Virgin Atlantic Airways and Delta Air Lines are adjusting their joint winter schedule between London Heathrow and the USA, with changes coming to the Los Angeles and New York markets.
Atlanta-based Delta will shift its once daily Heathrow-Los Angeles flight to Virgin Atlantic from 7 October with the two maintaining their joint twice daily service pattern, the UK-based carrier confirms. Virgin will operate a 316-seat Airbus A340-600 on the route, replacing a Delta Boeing 767-300ER with about 208 seats.
In addition, Delta will discontinue its once daily Heathrow-Newark flight on 7 October leaving just Virgin Atlantic’s once daily flight in the market.
Delta and Virgin Atlantic will continue to offer eight daily flights between London Heathrow and New York John F Kennedy International airport.
“As part of our joint venture with Delta, we are continually evaluating our combined network to ensure we are putting the right aircraft on the right routes to best serve our customer’s needs,” says a Virgin Atlantic spokeswoman.
The changes come as Delta plans a 3% reduction in international capacity beginning in the fourth quarter. While executives have not detailed exactly where the cuts will occur, they have said that the majority would be on services to Africa, Brazil, India, Japan, the Middle East and Russia.
In addition, Delta has reached an agreement to swap an undisclosed number of slots at Newark to United Airlines in exchange for the Chicago-based carrier’s slots at New York JFK from this October. The loss of slots could be driving the London Heathrow frequency reduction.
Delta took over one of Virgin Atlantic’s two Heathrow-Los Angeles flights in October 2014 and one of the Virgin’s two Heathrow-Newark flights this March.

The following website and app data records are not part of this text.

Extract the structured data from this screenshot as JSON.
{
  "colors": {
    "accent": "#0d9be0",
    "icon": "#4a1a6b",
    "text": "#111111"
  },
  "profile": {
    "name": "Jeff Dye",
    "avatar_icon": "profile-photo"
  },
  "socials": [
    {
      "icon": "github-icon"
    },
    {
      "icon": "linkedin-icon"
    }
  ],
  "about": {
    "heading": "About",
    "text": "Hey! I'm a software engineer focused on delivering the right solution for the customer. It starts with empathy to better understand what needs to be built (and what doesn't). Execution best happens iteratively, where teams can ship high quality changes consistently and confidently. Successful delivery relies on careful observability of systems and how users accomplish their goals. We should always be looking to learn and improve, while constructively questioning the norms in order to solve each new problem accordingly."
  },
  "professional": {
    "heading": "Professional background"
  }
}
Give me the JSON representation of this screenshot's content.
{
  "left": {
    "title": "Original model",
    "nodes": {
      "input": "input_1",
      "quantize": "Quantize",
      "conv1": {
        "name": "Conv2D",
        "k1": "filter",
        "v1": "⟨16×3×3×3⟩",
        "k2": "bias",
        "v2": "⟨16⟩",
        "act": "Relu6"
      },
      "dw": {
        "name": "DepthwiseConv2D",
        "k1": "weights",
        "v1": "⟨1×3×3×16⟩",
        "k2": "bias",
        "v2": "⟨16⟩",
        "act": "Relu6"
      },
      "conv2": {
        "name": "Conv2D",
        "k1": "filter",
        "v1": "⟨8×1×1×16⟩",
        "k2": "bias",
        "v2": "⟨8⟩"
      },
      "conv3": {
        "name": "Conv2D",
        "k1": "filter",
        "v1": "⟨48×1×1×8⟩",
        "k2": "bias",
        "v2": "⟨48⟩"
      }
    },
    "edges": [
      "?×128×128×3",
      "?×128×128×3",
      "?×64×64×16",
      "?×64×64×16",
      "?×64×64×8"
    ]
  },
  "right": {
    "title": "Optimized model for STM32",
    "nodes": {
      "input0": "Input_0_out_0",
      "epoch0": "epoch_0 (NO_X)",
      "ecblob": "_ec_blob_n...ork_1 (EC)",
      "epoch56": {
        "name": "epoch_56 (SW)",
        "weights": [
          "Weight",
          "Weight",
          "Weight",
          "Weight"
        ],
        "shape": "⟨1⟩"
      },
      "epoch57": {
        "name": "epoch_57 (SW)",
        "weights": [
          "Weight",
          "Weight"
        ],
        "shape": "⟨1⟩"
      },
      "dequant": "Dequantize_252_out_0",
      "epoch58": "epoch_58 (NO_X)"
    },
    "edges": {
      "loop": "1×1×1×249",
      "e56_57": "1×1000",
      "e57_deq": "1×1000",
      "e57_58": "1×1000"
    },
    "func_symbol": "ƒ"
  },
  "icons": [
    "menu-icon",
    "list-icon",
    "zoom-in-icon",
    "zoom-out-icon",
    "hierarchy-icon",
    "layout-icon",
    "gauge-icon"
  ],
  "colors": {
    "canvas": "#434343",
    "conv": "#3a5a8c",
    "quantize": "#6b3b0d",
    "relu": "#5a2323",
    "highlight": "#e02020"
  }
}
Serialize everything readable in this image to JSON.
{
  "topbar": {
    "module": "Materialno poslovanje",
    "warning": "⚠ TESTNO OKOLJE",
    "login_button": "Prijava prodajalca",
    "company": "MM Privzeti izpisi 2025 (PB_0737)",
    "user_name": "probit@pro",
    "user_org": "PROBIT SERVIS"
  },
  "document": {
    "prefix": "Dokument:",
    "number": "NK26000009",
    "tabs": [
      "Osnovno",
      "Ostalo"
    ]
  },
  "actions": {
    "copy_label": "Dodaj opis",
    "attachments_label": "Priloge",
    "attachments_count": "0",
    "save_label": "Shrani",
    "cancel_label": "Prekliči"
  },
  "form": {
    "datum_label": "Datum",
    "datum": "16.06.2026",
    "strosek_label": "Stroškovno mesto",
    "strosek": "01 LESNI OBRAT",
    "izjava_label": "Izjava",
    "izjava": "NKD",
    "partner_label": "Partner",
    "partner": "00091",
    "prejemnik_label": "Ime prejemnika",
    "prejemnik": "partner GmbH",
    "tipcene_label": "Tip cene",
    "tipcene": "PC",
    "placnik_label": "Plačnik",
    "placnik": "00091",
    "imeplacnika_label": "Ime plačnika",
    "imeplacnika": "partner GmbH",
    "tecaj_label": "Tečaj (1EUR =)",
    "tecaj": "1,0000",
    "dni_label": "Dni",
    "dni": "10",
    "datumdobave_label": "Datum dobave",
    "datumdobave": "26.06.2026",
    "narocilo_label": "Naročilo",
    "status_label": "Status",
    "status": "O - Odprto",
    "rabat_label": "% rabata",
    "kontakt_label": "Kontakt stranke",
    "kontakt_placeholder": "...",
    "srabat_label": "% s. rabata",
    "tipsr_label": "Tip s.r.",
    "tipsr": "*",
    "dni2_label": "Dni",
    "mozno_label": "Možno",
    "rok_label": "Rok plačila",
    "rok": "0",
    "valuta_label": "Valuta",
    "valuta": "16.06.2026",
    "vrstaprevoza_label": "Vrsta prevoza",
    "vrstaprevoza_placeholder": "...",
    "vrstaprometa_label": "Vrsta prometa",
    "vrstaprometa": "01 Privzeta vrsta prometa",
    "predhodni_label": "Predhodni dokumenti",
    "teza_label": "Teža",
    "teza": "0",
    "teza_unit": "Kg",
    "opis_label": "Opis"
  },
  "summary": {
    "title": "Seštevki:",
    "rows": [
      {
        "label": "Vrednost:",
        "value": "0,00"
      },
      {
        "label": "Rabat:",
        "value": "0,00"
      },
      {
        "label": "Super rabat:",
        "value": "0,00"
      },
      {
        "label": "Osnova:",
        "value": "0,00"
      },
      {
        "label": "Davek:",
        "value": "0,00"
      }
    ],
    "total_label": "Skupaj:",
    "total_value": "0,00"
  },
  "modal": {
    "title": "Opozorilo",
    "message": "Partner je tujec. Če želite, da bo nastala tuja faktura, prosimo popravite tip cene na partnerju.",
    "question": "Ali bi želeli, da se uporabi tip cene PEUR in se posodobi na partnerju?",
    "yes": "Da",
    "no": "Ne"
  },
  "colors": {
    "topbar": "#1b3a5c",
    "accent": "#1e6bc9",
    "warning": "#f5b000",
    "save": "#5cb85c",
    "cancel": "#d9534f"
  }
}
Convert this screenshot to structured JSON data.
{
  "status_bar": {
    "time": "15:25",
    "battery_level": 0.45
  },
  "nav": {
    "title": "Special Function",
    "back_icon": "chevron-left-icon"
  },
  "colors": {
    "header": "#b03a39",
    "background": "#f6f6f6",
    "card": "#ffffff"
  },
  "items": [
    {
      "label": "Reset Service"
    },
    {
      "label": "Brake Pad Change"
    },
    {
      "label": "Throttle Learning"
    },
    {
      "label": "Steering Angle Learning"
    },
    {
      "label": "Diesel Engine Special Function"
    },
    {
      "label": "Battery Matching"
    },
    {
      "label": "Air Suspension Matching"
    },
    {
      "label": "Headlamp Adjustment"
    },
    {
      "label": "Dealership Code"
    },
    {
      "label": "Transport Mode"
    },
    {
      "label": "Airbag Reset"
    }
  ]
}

The two carriers operate an immunised joint venture alliance between the UK and the USA with Delta owning a 49% stake in Virgin Atlantic.